    At each site, four treatments will be applied to five single-tree replicates per treatment in a completely randomized design. Treatments will include: 1) non-treated control; 2) MeloCon at four lbs/acre; 3) Actinovate AG at 12 oz/acre; and 4) MeloCon and Actinovate AG combined. Treatments will be applied as a soil drench within the drip line of individual trees in the equivalent of 100 gallons of water per acre. Treatments will begin at pink bud stage (roughly May 1) and will be repeated every 60 days, or roughly on July 1 and September 1, for a total of three treatments per season. Treatments will be repeated on the same trees for two growing seasons.

    Measured variables will include tree growth (trunk cross-sectional area (TCSA) at the beginning and end of each season, and vegetative shoot length and canopy size each season), fruit yield (bushels per acre equivalent), and fruit size. Additionally, soil will be analyzed for trophic diversity of nematode communities (Neher and Lee Campbell 1994) at the end of the project. This data will not only measure effects of treatments on nematode populations, including plant parasitic species, but trophic nematode indices are a measure of soil ecological condition (Freckman 1988, Bongers 1990). All data will undergo an analysis of variance (SAS Institute Inc. 2002-2004) to determine effects of experimental treatments on measured parameters. In addition, changes in fruit yield and size will be correlated to potential changes in income per acre in order to allow commercial growers to assess treatment impacts on their businesses.

    The proposed project is oriented toward supporting apple growers, and outreach materials will be geared toward that audience. Throughout the project, updates will be broadcast via existing outreach channels. These include a website (, YouTube channel ( and a grower email database that includes over 350 subscribers in Vermont and within the region. In winter 2013-2014, the UVM Apple Program is conducting a redesign of its communications platform to modernize its website and to develop social media platforms via Facebook and Twitter; these platforms will also be used to publicize the project. The UVM Apple Program is highly-regarded by regional apple growers, with 75% of growers indicating that information provided by the program was useful or very useful in their overall farm management (Bradshaw and Berkett 2013). Beginning with the 2014 growing season, responsibility for the overall operations of the program are being transferred to Terence Bradshaw, with support from USDA E-IPM grants program. However, while electronic communications are important in dissemination of information to growers, results from field trials may best be seen by observing the plantings. In summer 2015, a grower field day will be held at the HRC site (funded by E-IPM grant), where this project will be presented. Final results from the project will also be presented at regional meetings in winter 2015 (e.g. Vermont Tree Fruit Growers Association annual meeting, New England Vegetable and Fruit Meeting).

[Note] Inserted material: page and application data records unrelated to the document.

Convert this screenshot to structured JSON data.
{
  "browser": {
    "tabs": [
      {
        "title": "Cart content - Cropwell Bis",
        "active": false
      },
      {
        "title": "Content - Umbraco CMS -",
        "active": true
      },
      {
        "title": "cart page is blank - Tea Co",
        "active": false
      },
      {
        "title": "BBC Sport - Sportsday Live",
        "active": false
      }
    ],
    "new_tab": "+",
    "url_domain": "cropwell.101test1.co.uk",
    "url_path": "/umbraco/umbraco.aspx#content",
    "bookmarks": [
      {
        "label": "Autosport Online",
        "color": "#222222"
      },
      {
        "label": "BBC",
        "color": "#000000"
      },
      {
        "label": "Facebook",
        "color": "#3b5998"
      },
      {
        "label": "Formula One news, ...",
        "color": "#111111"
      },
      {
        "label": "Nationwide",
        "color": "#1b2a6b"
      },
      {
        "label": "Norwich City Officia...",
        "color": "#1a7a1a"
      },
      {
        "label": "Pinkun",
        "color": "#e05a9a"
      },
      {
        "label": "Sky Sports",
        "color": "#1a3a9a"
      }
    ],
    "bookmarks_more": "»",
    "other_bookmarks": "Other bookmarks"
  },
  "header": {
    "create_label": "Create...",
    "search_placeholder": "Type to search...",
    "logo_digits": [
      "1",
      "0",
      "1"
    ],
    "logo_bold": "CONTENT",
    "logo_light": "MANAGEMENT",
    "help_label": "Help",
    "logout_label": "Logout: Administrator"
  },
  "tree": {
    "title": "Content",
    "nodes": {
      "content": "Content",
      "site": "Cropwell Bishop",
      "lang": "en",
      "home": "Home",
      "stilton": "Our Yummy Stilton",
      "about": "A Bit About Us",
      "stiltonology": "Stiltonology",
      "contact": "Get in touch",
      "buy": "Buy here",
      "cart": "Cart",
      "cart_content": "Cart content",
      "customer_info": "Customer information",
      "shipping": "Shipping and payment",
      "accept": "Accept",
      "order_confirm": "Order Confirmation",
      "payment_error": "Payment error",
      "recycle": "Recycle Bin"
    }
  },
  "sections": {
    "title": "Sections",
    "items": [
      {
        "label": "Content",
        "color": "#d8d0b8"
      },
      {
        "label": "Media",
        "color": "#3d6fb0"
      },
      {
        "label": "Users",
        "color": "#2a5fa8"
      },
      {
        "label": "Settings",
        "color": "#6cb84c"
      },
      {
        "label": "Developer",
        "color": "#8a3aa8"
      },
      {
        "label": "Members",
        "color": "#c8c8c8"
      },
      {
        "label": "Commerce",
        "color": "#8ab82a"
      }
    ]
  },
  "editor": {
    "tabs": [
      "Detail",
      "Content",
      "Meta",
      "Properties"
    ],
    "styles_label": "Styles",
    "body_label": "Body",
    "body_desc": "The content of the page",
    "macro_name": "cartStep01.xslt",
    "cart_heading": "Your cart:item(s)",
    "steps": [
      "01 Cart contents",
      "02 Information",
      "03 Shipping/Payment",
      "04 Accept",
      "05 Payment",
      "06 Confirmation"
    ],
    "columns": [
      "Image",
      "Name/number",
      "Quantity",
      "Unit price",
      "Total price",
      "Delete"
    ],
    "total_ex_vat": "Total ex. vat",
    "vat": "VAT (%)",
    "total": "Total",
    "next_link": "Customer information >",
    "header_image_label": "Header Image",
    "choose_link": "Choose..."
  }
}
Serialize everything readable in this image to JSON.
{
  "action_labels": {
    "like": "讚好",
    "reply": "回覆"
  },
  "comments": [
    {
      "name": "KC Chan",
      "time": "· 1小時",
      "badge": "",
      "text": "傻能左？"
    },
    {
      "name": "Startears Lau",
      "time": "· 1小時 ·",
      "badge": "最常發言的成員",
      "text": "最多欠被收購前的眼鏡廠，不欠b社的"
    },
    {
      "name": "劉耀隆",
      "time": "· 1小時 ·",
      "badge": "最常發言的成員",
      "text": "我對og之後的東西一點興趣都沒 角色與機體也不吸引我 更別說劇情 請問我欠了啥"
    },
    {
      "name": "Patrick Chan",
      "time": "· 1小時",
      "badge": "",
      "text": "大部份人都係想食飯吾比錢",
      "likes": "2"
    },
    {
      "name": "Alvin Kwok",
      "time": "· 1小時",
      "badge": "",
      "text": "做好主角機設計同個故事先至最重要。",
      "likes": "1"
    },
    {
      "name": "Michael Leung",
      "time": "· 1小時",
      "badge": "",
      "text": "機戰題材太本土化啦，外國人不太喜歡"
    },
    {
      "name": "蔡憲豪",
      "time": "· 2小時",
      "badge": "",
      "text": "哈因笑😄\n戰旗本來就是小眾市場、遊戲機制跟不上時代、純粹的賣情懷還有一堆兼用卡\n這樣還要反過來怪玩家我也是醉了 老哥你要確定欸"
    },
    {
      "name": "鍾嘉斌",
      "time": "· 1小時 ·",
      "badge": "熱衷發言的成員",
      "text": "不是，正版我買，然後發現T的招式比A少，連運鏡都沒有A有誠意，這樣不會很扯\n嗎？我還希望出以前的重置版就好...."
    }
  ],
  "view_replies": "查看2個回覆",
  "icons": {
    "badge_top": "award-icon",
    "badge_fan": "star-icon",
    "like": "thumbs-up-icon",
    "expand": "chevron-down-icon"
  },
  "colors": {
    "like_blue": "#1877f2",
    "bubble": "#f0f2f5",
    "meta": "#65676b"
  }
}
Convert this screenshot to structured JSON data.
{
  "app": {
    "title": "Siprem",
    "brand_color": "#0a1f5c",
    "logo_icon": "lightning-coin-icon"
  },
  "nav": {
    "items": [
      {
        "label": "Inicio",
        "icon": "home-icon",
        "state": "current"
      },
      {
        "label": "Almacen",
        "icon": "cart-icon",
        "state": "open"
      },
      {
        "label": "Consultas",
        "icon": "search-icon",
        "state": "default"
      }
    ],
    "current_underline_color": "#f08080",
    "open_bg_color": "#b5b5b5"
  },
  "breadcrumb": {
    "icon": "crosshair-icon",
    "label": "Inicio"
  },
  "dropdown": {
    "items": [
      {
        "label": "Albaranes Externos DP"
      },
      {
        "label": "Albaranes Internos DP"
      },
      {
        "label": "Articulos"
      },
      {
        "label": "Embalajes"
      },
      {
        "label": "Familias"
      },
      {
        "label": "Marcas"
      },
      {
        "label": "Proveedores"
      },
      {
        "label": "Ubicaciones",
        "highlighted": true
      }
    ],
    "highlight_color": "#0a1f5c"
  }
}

    Literature Cited

    Bongers, T. (1990). "The Maturity Index: An Ecological Measure of Environmental Disturbance Based on Nematode Species Composition." Oecologia 83(1): 14-19.


    Bradshaw, T. L. and L. P. Berkett (2013). Vermont Apple IPM Program Evaluation. unpublished.


    Costante, J., W. Mai, J. Aleong and R. Klein (1987). "Effects of apple rootstocks and nematicides on Pratylenchus penetrans populations and apple tree growth." Journal of the American Society for Horticultural Science 112.


    Freckman, D. W. (1988). "Bacterivorous nematodes and organic-matter decomposition." Agriculture, Ecosystems & Environment 24(1–3): 195-217.


    Neher, D. A. and C. Lee Campbell (1994). "Nematode communities and microbial biomass in soils with annual and perennial crops." Applied Soil Ecology 1(1): 17-28.


    SAS Institute Inc. (2002-2004). SAS 9.1. Cary, NC.

    Any opinions, findings, conclusions, or recommendations expressed in this publication are those of the author(s) and do not necessarily reflect the view of the U.S. Department of Agriculture or SARE.